Some french observations:
when I'm watching TV with my family, they CONSTANTLY are using the expression "n'importe quoi!" which I can't really translate precisely but I guess it means "anything goes"... literally it means "it doesn't matter what". but they use it in a context where it's like "oh they just show anything on tv these days" but they express all that with just that short little phrase. It can be when some guy's head gets blown off in one of their cop shows, or when they're making fun of Sarcozy on one of their political satires, or when there's some weird nudity in a french commercial. It's all just "n'importe quoi," always said with a bit of a chuckle and a shake of the head. Very interesting to me.
Also, metro observation: it has been literally making my day when someone makes eye contact with me and smiles on the metro! It's the little things that make your day a little bit brighter.
Phrase of the day: The higher the percentage chance of rain, the lower the percentage chance that I'll get out of my bed. That has been my motto today :) on the rainy sunday. Although I hear if that was y'all's motto back in texas, y'all would have been in bed for the last 2 months, eh? Hope y'all aren't drowning! Missing you all a lot.
(again sorry for the long gaps between posts... I'll try harder, I really will. Next update: ENGLAND! I'm headed there next weekend from the 6th-11th. Pictures and stories to come!)

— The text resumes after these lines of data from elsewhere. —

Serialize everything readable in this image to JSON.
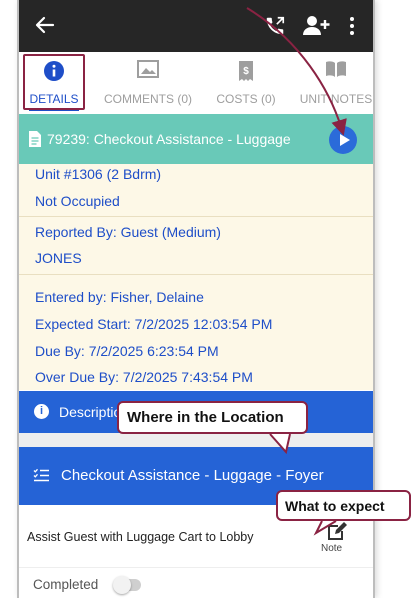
{
  "tabs": [
    {
      "label": "DETAILS",
      "icon": "info-icon",
      "active": true
    },
    {
      "label": "COMMENTS (0)",
      "icon": "comment-image-icon"
    },
    {
      "label": "COSTS (0)",
      "icon": "dollar-receipt-icon"
    },
    {
      "label": "UNIT NOTES",
      "icon": "book-icon"
    }
  ],
  "ticket": {
    "title": "79239: Checkout Assistance - Luggage"
  },
  "info": {
    "unit": "Unit #1306 (2 Bdrm)",
    "occupancy": "Not Occupied",
    "reported_by": "Reported By: Guest  (Medium)",
    "reporter_name": "JONES",
    "entered_by": "Entered by: Fisher, Delaine",
    "expected_start": "Expected Start: 7/2/2025 12:03:54 PM",
    "due_by": "Due By: 7/2/2025 6:23:54 PM",
    "over_due_by": "Over Due By: 7/2/2025 7:43:54 PM"
  },
  "description_bar": {
    "label": "Description"
  },
  "task_section": {
    "title": "Checkout Assistance - Luggage - Foyer"
  },
  "task": {
    "description": "Assist Guest with Luggage Cart to Lobby",
    "note_label": "Note"
  },
  "completed": {
    "label": "Completed",
    "on": false
  },
  "callouts": {
    "location": "Where in the Location",
    "expect": "What to expect"
  },
  "colors": {
    "accent": "#1e4ec8",
    "ticket_header": "#69c9b8",
    "section_bar": "#2563d6",
    "info_bg": "#fdf8e7",
    "annotation": "#8a2343"
  }
}
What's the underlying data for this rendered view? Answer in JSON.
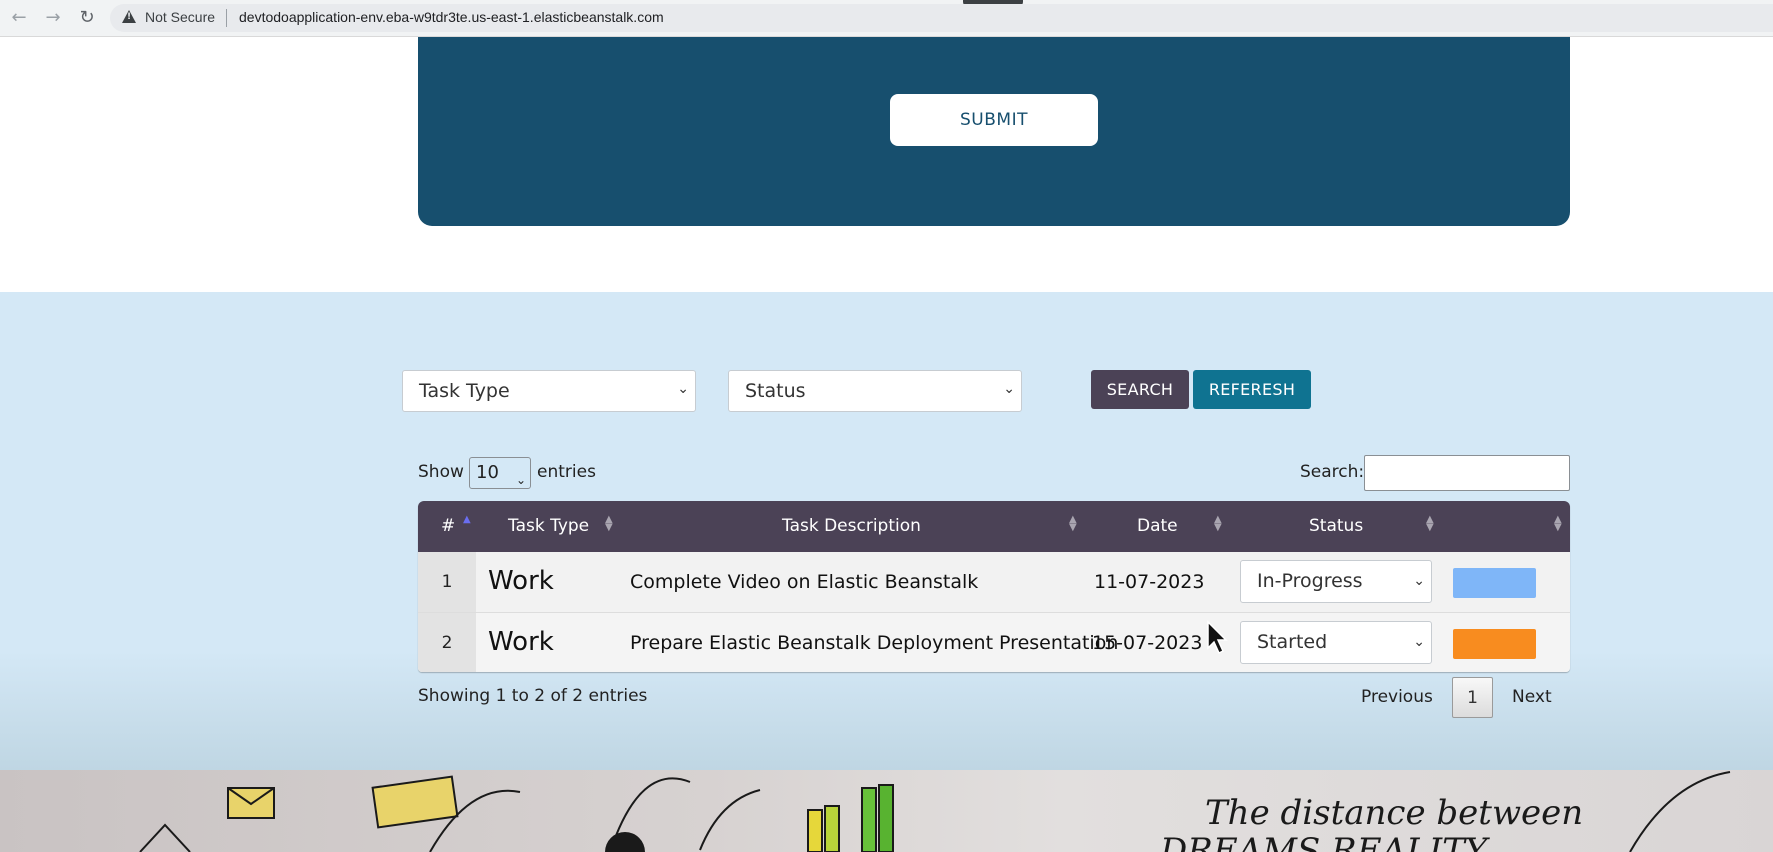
{
  "browser": {
    "security_label": "Not Secure",
    "url": "devtodoapplication-env.eba-w9tdr3te.us-east-1.elasticbeanstalk.com"
  },
  "form": {
    "submit_label": "SUBMIT"
  },
  "filters": {
    "task_type_selected": "Task Type",
    "status_selected": "Status",
    "search_label": "SEARCH",
    "refresh_label": "REFERESH"
  },
  "table_controls": {
    "show_label": "Show",
    "page_length": "10",
    "entries_label": "entries",
    "search_label": "Search:",
    "search_value": ""
  },
  "table": {
    "columns": [
      "#",
      "Task Type",
      "Task Description",
      "Date",
      "Status",
      ""
    ],
    "rows": [
      {
        "num": "1",
        "type": "Work",
        "description": "Complete Video on Elastic Beanstalk",
        "date": "11-07-2023",
        "status": "In-Progress",
        "color": "#7fb6f8"
      },
      {
        "num": "2",
        "type": "Work",
        "description": "Prepare Elastic Beanstalk Deployment Presentation",
        "date": "15-07-2023",
        "status": "Started",
        "color": "#f88c1f"
      }
    ]
  },
  "footer": {
    "info": "Showing 1 to 2 of 2 entries",
    "previous_label": "Previous",
    "current_page": "1",
    "next_label": "Next"
  },
  "banner": {
    "quote": "The distance between",
    "quote_line2": "DREAMS   REALITY"
  }
}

oh, and P.S. "quoi de neuf," the title is the french equivalent of "what's new?"